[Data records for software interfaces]
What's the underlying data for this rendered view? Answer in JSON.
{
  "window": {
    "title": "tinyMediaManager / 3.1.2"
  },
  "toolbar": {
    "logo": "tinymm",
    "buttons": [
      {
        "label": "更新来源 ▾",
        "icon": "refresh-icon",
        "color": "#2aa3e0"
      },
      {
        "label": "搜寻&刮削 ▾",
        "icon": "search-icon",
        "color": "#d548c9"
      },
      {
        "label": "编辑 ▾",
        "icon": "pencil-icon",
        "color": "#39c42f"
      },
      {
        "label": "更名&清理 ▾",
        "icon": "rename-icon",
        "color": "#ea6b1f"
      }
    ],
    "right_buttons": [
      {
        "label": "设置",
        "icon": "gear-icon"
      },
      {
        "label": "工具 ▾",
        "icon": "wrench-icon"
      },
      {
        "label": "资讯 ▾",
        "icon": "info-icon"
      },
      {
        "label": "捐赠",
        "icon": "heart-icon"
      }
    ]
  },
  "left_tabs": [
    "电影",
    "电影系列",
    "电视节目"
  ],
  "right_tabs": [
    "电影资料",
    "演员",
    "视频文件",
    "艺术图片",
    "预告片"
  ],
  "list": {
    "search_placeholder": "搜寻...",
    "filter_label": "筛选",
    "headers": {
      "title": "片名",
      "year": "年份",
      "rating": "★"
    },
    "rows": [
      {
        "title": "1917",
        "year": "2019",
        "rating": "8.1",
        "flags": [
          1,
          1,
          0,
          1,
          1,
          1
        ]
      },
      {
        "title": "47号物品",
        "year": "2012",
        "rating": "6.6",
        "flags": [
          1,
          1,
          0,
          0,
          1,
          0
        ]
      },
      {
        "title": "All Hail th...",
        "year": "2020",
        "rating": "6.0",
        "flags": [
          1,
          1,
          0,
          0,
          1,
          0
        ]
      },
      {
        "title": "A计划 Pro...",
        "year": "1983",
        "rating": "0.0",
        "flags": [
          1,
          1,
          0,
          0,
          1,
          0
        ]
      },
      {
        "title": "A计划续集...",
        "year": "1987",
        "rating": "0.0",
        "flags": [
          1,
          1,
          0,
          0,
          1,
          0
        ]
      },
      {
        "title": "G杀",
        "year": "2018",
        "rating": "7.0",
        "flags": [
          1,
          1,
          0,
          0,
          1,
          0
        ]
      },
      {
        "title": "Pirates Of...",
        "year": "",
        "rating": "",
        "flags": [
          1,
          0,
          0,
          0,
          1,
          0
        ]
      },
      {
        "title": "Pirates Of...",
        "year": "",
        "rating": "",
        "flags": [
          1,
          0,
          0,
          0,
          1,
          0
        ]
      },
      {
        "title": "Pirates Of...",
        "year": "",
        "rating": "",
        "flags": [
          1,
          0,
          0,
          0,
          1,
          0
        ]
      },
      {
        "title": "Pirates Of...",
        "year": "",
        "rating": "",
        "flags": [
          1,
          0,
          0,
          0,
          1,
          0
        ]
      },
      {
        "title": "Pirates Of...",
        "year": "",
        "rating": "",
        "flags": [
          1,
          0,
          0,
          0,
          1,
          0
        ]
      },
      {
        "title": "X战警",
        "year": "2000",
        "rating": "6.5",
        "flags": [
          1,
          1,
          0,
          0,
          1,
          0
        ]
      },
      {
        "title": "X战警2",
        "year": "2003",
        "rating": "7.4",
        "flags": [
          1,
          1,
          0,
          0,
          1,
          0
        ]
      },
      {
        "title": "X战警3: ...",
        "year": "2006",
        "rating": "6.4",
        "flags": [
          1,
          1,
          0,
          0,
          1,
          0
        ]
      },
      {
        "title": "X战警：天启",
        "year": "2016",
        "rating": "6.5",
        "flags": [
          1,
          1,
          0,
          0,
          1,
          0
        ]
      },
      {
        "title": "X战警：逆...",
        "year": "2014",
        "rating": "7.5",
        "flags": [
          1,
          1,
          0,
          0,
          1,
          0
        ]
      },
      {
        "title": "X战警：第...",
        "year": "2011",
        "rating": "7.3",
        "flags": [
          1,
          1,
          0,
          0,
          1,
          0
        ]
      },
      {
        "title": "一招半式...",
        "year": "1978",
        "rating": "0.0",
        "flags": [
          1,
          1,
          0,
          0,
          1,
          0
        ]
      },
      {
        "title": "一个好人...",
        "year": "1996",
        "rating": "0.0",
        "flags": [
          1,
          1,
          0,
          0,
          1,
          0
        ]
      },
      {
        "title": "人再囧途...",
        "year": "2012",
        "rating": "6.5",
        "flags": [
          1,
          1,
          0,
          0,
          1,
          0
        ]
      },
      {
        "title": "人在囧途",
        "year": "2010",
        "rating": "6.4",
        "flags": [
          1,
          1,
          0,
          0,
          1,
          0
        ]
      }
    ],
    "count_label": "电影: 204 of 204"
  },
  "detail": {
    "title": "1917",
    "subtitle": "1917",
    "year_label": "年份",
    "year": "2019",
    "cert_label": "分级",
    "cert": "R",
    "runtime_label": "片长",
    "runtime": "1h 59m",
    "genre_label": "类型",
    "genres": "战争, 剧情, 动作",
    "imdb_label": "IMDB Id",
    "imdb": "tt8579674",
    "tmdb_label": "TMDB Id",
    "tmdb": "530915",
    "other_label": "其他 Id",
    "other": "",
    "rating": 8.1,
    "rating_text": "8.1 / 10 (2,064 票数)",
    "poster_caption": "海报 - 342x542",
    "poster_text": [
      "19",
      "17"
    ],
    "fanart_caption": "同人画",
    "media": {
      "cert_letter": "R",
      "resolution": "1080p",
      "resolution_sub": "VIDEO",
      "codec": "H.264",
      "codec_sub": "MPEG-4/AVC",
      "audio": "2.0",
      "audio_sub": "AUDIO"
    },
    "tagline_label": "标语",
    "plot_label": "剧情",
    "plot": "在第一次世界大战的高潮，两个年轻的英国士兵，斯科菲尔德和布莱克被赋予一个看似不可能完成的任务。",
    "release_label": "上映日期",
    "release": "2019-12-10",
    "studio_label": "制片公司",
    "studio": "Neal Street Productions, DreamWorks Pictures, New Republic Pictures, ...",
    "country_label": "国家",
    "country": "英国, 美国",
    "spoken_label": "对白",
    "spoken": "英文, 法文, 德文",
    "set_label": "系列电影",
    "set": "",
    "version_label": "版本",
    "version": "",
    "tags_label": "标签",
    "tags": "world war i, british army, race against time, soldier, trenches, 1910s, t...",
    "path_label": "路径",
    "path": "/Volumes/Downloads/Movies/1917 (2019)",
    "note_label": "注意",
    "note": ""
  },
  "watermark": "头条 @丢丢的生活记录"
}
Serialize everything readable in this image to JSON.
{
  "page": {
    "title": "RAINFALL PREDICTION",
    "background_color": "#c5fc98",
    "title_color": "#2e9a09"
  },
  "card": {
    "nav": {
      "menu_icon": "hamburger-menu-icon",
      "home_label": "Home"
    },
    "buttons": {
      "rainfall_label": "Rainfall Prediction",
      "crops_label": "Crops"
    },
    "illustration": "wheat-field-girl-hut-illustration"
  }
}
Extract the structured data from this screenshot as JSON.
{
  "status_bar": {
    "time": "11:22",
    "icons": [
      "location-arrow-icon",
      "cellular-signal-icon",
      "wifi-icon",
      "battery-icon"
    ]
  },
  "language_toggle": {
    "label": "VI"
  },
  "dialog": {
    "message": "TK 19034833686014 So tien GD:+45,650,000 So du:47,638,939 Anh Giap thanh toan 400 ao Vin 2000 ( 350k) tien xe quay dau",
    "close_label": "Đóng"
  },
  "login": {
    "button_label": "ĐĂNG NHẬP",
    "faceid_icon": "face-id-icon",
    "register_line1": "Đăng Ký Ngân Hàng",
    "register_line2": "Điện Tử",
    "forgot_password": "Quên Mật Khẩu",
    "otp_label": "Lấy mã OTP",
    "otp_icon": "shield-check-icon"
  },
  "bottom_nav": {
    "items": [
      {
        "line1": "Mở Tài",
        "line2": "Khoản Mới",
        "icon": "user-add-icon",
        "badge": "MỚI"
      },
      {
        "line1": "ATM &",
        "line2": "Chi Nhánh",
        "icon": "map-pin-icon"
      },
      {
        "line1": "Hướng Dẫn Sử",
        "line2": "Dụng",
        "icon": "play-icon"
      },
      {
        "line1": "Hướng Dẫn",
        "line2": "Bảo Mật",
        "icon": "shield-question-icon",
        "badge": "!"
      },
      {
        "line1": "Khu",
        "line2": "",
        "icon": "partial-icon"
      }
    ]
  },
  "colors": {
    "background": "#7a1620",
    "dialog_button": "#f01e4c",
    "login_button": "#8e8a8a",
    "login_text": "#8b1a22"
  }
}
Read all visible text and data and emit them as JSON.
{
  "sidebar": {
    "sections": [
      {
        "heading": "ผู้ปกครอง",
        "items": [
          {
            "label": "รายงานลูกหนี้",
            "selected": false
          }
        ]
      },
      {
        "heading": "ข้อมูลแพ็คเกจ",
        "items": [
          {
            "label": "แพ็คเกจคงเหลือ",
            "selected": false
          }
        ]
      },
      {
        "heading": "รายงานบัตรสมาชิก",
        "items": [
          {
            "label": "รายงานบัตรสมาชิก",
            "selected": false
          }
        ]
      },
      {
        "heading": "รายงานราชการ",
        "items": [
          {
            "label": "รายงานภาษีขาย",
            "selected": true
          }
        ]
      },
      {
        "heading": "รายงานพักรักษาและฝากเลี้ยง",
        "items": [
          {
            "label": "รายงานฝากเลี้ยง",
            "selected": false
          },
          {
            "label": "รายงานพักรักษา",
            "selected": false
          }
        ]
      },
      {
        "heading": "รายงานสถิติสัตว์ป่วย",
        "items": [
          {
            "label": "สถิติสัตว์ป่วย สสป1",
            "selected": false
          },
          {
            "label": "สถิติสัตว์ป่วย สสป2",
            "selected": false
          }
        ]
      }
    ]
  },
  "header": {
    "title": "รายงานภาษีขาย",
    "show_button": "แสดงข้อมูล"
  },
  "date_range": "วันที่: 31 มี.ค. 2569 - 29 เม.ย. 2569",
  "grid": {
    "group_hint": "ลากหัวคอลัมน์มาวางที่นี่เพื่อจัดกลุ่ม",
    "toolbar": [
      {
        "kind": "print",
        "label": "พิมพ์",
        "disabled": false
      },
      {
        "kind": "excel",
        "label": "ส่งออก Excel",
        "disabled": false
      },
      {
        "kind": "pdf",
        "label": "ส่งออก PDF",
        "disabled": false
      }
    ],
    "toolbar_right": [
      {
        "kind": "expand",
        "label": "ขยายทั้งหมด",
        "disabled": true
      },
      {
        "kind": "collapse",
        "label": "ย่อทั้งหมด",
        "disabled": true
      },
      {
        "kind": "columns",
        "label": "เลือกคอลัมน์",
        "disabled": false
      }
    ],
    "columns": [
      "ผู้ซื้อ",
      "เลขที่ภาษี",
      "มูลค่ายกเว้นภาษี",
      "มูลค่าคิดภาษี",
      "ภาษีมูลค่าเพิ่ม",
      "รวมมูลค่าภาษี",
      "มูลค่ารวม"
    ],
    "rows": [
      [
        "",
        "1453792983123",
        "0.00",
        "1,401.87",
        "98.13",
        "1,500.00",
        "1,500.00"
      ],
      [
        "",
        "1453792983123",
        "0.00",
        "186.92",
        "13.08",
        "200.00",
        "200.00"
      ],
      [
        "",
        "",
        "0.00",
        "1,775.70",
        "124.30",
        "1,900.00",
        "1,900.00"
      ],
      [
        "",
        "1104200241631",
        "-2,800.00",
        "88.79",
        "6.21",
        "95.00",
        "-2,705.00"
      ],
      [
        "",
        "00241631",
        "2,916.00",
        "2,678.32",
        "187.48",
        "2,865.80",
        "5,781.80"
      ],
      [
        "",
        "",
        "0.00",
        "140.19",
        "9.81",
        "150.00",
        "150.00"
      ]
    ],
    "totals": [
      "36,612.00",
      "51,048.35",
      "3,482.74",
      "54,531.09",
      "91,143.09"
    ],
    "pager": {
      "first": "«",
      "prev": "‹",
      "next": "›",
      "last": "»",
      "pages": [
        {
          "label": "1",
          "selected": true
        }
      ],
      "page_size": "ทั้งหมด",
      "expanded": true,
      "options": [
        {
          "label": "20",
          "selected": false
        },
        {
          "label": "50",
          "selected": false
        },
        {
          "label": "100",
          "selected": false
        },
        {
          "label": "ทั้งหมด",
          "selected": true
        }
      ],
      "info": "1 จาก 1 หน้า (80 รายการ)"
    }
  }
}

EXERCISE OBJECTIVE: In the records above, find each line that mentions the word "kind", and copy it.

ANSWER SECTION:
        "kind": "print",
        "kind": "excel",
        "kind": "pdf",
        "kind": "expand",
        "kind": "collapse",
        "kind": "columns",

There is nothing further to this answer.